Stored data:
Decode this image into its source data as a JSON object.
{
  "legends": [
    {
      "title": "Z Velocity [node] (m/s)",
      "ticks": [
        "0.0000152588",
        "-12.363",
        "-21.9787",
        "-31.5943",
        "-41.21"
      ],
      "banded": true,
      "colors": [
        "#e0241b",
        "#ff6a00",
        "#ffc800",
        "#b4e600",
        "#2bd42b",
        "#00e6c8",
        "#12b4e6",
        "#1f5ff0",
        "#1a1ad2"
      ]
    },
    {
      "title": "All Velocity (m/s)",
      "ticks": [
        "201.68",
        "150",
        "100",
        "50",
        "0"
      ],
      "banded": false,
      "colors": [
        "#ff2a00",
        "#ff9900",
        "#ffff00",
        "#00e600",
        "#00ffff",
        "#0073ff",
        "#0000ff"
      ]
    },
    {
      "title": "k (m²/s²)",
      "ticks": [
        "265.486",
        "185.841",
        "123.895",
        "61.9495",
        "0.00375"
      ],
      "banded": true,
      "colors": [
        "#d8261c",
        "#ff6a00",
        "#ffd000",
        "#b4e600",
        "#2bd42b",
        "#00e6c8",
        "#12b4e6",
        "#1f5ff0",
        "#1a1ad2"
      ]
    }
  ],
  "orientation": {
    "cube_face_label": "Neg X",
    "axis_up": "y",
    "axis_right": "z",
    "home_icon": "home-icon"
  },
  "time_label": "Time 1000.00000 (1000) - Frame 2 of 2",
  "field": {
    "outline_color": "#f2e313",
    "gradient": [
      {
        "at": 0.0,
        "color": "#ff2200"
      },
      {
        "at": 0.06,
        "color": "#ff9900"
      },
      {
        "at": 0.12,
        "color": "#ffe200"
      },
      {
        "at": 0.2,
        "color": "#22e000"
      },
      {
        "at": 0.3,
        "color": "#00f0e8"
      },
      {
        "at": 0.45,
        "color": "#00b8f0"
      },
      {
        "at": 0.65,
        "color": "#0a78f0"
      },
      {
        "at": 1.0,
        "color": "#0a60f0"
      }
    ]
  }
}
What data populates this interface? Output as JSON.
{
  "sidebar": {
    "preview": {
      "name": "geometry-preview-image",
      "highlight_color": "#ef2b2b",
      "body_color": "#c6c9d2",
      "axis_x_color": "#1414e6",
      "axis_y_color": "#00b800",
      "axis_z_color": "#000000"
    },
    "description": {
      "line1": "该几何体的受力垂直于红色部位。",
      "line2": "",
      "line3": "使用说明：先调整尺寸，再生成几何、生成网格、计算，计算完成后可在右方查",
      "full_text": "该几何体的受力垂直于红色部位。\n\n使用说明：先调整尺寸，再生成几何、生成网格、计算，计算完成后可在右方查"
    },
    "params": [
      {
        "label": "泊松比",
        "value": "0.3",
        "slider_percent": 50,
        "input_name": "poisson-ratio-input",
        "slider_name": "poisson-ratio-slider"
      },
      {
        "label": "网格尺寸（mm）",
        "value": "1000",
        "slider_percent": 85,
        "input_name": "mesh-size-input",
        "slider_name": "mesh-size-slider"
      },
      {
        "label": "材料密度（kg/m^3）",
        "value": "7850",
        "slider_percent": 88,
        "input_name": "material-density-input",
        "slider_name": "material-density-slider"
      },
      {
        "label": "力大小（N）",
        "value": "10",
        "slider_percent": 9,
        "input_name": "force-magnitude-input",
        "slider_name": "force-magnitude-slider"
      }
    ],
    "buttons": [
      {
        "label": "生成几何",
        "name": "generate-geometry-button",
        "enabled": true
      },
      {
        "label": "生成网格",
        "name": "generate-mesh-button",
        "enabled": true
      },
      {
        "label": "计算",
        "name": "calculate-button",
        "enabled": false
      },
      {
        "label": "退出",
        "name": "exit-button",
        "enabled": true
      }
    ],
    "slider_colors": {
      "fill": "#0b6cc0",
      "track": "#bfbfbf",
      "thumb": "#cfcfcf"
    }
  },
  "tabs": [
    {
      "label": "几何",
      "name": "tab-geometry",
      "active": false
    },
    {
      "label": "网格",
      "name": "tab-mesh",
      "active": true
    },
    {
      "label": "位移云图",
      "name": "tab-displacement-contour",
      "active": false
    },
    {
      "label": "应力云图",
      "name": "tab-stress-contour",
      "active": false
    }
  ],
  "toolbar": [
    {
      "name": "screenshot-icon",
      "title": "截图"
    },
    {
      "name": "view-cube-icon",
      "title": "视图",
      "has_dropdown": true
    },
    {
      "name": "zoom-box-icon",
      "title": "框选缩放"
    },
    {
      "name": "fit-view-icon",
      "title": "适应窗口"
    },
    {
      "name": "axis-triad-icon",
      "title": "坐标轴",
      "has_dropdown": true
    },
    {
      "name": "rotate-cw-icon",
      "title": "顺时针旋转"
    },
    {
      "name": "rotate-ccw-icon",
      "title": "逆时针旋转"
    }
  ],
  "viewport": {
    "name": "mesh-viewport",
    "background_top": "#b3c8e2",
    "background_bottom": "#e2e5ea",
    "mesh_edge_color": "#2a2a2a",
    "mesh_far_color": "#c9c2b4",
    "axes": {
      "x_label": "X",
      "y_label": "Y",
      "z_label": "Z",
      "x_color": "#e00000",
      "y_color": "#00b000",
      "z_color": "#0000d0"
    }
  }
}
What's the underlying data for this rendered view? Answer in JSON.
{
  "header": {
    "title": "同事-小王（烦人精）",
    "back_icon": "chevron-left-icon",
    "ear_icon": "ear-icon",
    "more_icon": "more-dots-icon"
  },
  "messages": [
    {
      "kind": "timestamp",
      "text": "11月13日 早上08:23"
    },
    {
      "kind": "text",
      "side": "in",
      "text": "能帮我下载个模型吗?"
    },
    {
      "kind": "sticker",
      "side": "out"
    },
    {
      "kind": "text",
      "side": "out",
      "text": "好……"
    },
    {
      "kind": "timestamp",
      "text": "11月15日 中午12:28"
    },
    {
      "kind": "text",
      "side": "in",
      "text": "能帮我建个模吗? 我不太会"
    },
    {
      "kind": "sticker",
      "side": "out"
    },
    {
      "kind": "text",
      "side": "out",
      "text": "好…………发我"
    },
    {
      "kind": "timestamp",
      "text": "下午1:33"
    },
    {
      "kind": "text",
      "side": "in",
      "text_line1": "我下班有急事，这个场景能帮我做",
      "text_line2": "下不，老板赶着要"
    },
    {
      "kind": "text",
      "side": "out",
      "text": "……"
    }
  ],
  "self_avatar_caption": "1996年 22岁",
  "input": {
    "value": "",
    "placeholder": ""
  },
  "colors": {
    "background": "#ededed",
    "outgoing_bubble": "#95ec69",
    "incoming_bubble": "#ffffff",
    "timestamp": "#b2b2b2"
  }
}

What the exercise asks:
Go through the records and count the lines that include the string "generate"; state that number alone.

Solution:
2